**TASK ITEM**
Report every line in the records below that holds the word "text".

**RECORDS PROVIDED**

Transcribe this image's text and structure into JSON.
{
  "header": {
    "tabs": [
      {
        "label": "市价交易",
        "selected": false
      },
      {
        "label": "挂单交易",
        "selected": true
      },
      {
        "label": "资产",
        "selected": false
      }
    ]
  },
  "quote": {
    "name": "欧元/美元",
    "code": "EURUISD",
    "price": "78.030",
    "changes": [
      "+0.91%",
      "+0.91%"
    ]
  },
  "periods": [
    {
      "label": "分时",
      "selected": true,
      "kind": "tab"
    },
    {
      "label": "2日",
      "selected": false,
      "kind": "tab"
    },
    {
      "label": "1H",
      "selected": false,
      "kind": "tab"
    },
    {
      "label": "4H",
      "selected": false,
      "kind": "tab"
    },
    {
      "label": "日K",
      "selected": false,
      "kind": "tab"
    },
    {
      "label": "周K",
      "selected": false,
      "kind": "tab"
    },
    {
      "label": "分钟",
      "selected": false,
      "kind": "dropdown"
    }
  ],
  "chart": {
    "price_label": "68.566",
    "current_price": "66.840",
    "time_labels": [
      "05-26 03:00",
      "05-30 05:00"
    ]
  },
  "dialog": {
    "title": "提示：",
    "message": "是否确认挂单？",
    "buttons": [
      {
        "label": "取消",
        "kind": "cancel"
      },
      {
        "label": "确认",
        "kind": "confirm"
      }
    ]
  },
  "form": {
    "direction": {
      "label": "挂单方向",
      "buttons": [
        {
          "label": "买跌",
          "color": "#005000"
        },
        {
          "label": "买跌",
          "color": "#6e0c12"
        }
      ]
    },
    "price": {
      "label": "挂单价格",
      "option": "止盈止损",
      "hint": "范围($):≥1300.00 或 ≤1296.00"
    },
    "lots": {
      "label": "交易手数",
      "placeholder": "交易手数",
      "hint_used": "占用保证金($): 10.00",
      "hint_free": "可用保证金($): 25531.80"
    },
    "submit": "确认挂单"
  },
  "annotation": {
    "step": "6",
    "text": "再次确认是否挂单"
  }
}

**TASK RESULT**
Transcribe this image's text and structure into JSON.
    "text": "再次确认是否挂单"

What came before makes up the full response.